Dickey Betts - Highway Call (1974)

Dickey Betts is an American guitarist, singer and songwriter, best known as a founding member of The Allman Brothers Band.

Born in Florida in 1943, Dickey Betts was raised in a musical family, and began playing bluegrass, country and western swing before making the move to rock and roll. In 1969 he became a founding member of a new group called The Allman Brothers Band, serving as one of two guitarists alongside Duane Allman. With the Allmans he rose to fame, bringing his country musical influences into the blues/jazz/rock hybrid the band were pioneering. He shared the lead guitar duties with Allman, and the two of them pioneered this style of harmonized rock guitars. Over the years Betts' songwriting contributions began to grow, the most famous being his jazz-rock instrumental "In Memory Of Elizabeth Reed".
When Duane Allman tragically died in 1971, Betts became the band's sole guitarist, and also took on more of a leadership role. Under his guidance the band moved towards a country-rock sound, with increased commercial success. He also debuted as a singer in 1971. During this period he wrote and sang some of the band's best-loved songs, including "Blue Sky" (recorded shortly before Allman's death), "Rambling Man" (their biggest hit, which got to #2 on the singles chart) and the classic instrumental "Jessica".
However 1973 saw the band beginning to fall apart. Betts took the opportunity to record a solo album, as Gregg Allman did the same. Highway Call came out in 1974 (credited on the sleeve to 'Richard Betts'), and saw Betts further explore the country-rock sound he had perfected with "Rambling Man". It featured some fantastic backing musicians, including fiddler Vassar Clements, pianist Chuck Leavell (who was also in the Allman Brothers at the time), and pedal steel guitarist John Hughey, all who jammed with Betts' electric guitar over a series of laid-back country-styled songs. Though he sang on four songs, one entire half of the album was instrumental, consisting of Clements' "Kissimmee Kid" and the fourteen-minute jam "Hand Picked".
The album was a definitive artistic success, showing great potential for a fruitful solo career. Meanwhile the Allman Brothers continued on a road to dissolution, which ultimately occured in 1976.

|> Dickey Betts & Great Southern (1977)

More from Dickey Betts



John Larkin said...

Great post. This was the first album I ever imported from overseas. It was 1974 and I was 16 at the time and living on the south coast of NSW, Australia.

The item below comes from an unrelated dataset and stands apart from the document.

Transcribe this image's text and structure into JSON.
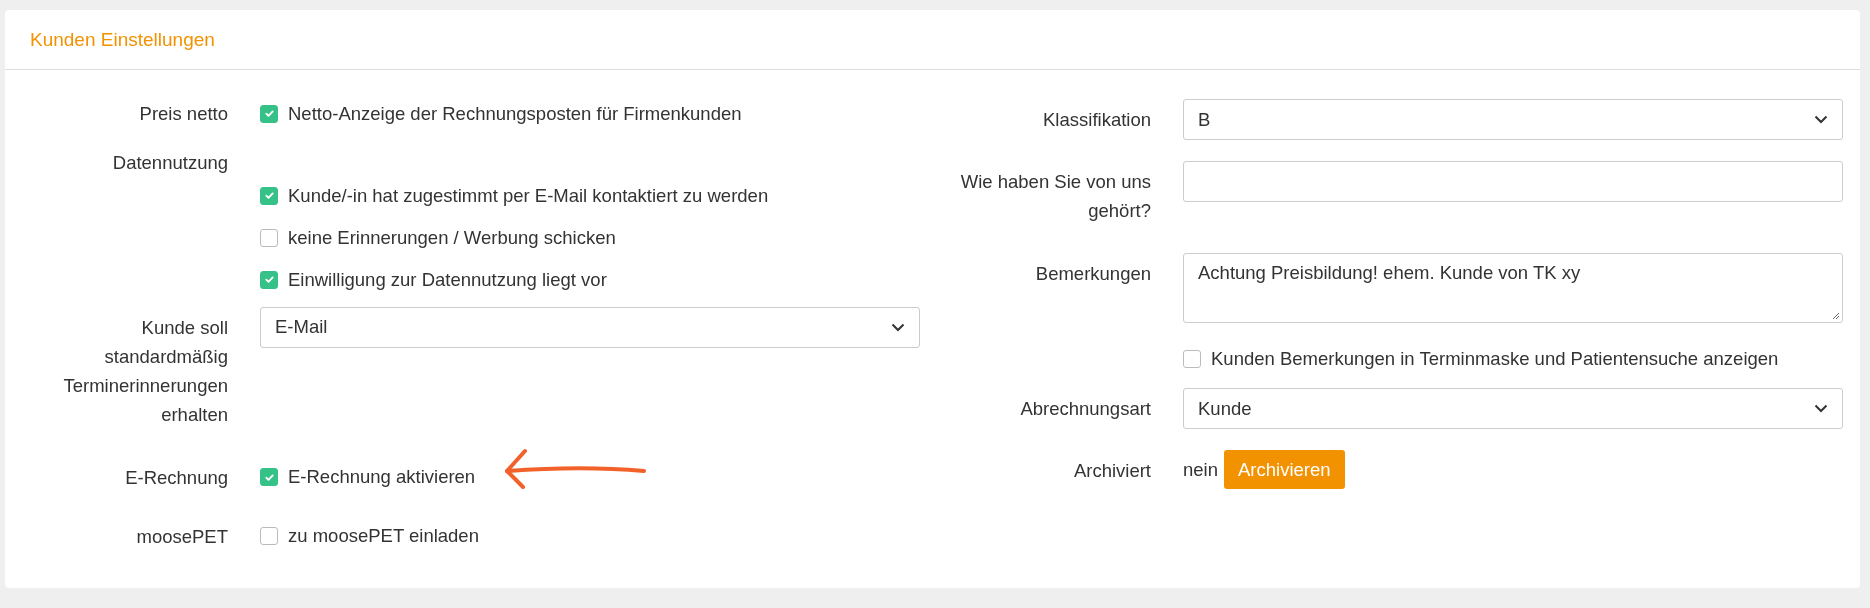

Two of the tracks, Highway Call and Hand Picked had been played on a late night radio showed that played and reviewed overseas album releases. My brother Paul used to tape the show on cassette and we would play the tape in the car on a cassette player when we went for drives.

Those two tracks captured my imagination and I found a place in Wales, UK, of all places, from which I could import the album. I still have it and it is a keeper.

I recently drove 400km north from home to do some work and the CD of the album received quite a few play during the journey. I taped the LP on to cassette as soon as I obtained it so the original vinyl is still in great condition.

The musicianship, vocals and production are second to none. It is unique in my collection of albums in terms of genre and style.

Cheers, John.

Anonymous said...

Please, can you repost???

Thanx a lot!!!!

Eugeni said...

Outstanding album. Please, can you repost?

Thank you very much

Travis Clay said...
This comment has been removed by the author.
Travis Clay said...

Please, would you re-upload this file? Thanks!

Travis Clay said...
This comment has been removed by the author.
Travis Clay said...

Done! Thanks so much!